## [Required action]
Output all records exactly, with no images.

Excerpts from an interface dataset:
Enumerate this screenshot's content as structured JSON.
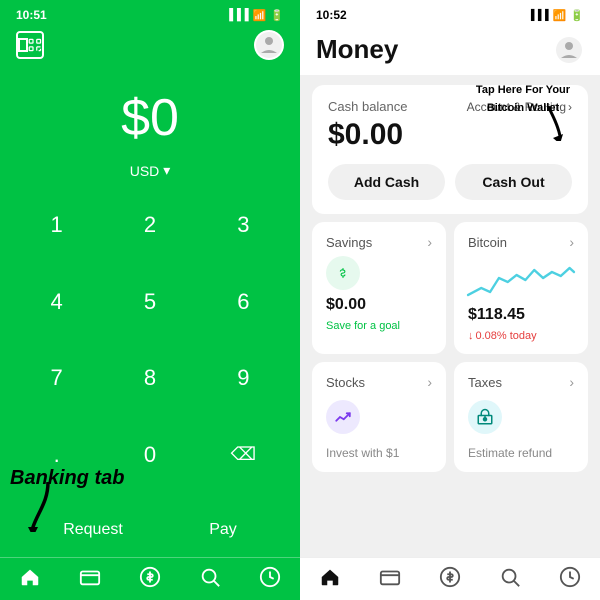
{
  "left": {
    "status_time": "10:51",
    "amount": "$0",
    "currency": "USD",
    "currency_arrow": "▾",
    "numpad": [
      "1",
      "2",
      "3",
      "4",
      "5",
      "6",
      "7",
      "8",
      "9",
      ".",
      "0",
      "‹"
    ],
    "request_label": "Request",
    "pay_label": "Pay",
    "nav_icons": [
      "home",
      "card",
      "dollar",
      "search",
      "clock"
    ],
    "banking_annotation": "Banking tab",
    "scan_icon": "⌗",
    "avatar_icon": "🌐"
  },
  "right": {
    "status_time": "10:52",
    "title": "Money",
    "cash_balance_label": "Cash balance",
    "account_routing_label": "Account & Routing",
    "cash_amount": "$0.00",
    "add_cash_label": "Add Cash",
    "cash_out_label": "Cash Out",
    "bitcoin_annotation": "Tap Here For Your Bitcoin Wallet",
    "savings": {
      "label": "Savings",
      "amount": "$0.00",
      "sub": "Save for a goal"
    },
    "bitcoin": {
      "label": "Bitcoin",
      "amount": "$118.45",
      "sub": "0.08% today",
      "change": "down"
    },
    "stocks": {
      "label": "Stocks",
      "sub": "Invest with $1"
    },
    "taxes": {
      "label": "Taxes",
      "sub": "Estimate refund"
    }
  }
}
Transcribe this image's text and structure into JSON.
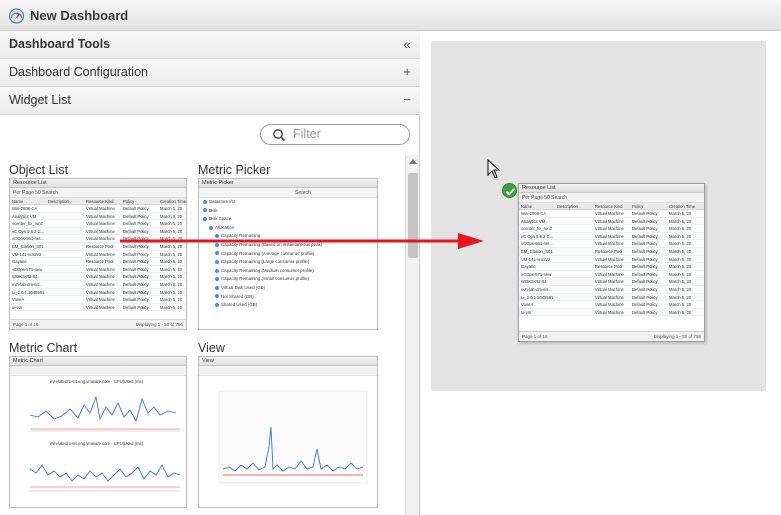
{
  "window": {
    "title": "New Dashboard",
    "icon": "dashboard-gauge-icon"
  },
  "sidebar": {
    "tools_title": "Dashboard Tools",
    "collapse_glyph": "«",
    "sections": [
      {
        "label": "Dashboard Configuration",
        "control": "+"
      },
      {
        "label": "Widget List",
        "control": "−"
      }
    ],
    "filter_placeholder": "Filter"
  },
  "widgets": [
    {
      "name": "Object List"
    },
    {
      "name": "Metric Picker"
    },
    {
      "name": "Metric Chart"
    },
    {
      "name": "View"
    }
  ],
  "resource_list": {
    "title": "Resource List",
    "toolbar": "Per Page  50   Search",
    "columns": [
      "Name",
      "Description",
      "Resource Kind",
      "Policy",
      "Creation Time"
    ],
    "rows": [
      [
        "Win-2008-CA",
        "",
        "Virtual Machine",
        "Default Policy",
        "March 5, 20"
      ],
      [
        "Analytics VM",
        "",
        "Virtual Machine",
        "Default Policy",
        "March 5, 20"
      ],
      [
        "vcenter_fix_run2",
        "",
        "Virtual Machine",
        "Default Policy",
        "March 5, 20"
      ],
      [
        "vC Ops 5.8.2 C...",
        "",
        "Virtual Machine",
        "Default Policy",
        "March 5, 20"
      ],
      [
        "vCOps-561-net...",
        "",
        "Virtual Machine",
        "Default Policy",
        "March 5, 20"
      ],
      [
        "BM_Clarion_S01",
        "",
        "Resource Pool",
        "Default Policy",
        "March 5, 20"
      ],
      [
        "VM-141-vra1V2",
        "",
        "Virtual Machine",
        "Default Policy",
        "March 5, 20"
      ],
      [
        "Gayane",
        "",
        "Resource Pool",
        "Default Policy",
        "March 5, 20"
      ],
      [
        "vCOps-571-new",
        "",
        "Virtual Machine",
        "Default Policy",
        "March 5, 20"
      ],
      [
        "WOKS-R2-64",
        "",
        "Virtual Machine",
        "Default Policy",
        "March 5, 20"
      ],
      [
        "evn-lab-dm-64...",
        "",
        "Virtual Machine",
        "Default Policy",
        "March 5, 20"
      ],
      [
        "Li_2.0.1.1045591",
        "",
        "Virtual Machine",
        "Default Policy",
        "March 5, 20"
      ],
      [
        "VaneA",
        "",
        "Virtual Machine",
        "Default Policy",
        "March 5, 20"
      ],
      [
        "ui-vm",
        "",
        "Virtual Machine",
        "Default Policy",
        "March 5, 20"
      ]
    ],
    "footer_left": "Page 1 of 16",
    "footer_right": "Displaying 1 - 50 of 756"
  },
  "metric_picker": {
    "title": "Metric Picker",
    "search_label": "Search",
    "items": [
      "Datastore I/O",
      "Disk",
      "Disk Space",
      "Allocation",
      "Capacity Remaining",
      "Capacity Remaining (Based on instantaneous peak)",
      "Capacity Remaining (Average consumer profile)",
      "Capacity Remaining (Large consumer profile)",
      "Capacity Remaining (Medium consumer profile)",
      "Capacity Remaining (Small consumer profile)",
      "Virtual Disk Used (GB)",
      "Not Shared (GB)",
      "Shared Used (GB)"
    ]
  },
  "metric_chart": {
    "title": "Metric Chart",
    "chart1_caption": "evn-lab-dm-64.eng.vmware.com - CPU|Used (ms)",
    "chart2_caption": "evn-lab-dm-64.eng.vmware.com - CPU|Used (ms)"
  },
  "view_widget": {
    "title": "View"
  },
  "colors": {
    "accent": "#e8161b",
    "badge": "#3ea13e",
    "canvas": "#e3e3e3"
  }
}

## [Response below]
Enumerate this screenshot's content as structured JSON.
{
  "left": {
    "status_time": "10:51",
    "amount": "$0",
    "currency": "USD",
    "currency_arrow": "▾",
    "numpad": [
      "1",
      "2",
      "3",
      "4",
      "5",
      "6",
      "7",
      "8",
      "9",
      ".",
      "0",
      "‹"
    ],
    "request_label": "Request",
    "pay_label": "Pay",
    "nav_icons": [
      "home",
      "card",
      "dollar",
      "search",
      "clock"
    ],
    "banking_annotation": "Banking tab",
    "scan_icon": "⌗",
    "avatar_icon": "🌐"
  },
  "right": {
    "status_time": "10:52",
    "title": "Money",
    "cash_balance_label": "Cash balance",
    "account_routing_label": "Account & Routing",
    "cash_amount": "$0.00",
    "add_cash_label": "Add Cash",
    "cash_out_label": "Cash Out",
    "bitcoin_annotation": "Tap Here For Your Bitcoin Wallet",
    "savings": {
      "label": "Savings",
      "amount": "$0.00",
      "sub": "Save for a goal"
    },
    "bitcoin": {
      "label": "Bitcoin",
      "amount": "$118.45",
      "sub": "0.08% today",
      "change": "down"
    },
    "stocks": {
      "label": "Stocks",
      "sub": "Invest with $1"
    },
    "taxes": {
      "label": "Taxes",
      "sub": "Estimate refund"
    }
  }
}
Transcribe this image's text and structure into JSON.
{
  "window": {
    "title": "New Dashboard",
    "icon": "dashboard-gauge-icon"
  },
  "sidebar": {
    "tools_title": "Dashboard Tools",
    "collapse_glyph": "«",
    "sections": [
      {
        "label": "Dashboard Configuration",
        "control": "+"
      },
      {
        "label": "Widget List",
        "control": "−"
      }
    ],
    "filter_placeholder": "Filter"
  },
  "widgets": [
    {
      "name": "Object List"
    },
    {
      "name": "Metric Picker"
    },
    {
      "name": "Metric Chart"
    },
    {
      "name": "View"
    }
  ],
  "resource_list": {
    "title": "Resource List",
    "toolbar": "Per Page  50   Search",
    "columns": [
      "Name",
      "Description",
      "Resource Kind",
      "Policy",
      "Creation Time"
    ],
    "rows": [
      [
        "Win-2008-CA",
        "",
        "Virtual Machine",
        "Default Policy",
        "March 5, 20"
      ],
      [
        "Analytics VM",
        "",
        "Virtual Machine",
        "Default Policy",
        "March 5, 20"
      ],
      [
        "vcenter_fix_run2",
        "",
        "Virtual Machine",
        "Default Policy",
        "March 5, 20"
      ],
      [
        "vC Ops 5.8.2 C...",
        "",
        "Virtual Machine",
        "Default Policy",
        "March 5, 20"
      ],
      [
        "vCOps-561-net...",
        "",
        "Virtual Machine",
        "Default Policy",
        "March 5, 20"
      ],
      [
        "BM_Clarion_S01",
        "",
        "Resource Pool",
        "Default Policy",
        "March 5, 20"
      ],
      [
        "VM-141-vra1V2",
        "",
        "Virtual Machine",
        "Default Policy",
        "March 5, 20"
      ],
      [
        "Gayane",
        "",
        "Resource Pool",
        "Default Policy",
        "March 5, 20"
      ],
      [
        "vCOps-571-new",
        "",
        "Virtual Machine",
        "Default Policy",
        "March 5, 20"
      ],
      [
        "WOKS-R2-64",
        "",
        "Virtual Machine",
        "Default Policy",
        "March 5, 20"
      ],
      [
        "evn-lab-dm-64...",
        "",
        "Virtual Machine",
        "Default Policy",
        "March 5, 20"
      ],
      [
        "Li_2.0.1.1045591",
        "",
        "Virtual Machine",
        "Default Policy",
        "March 5, 20"
      ],
      [
        "VaneA",
        "",
        "Virtual Machine",
        "Default Policy",
        "March 5, 20"
      ],
      [
        "ui-vm",
        "",
        "Virtual Machine",
        "Default Policy",
        "March 5, 20"
      ]
    ],
    "footer_left": "Page 1 of 16",
    "footer_right": "Displaying 1 - 50 of 756"
  },
  "metric_picker": {
    "title": "Metric Picker",
    "search_label": "Search",
    "items": [
      "Datastore I/O",
      "Disk",
      "Disk Space",
      "Allocation",
      "Capacity Remaining",
      "Capacity Remaining (Based on instantaneous peak)",
      "Capacity Remaining (Average consumer profile)",
      "Capacity Remaining (Large consumer profile)",
      "Capacity Remaining (Medium consumer profile)",
      "Capacity Remaining (Small consumer profile)",
      "Virtual Disk Used (GB)",
      "Not Shared (GB)",
      "Shared Used (GB)"
    ]
  },
  "metric_chart": {
    "title": "Metric Chart",
    "chart1_caption": "evn-lab-dm-64.eng.vmware.com - CPU|Used (ms)",
    "chart2_caption": "evn-lab-dm-64.eng.vmware.com - CPU|Used (ms)"
  },
  "view_widget": {
    "title": "View"
  },
  "colors": {
    "accent": "#e8161b",
    "badge": "#3ea13e",
    "canvas": "#e3e3e3"
  }
}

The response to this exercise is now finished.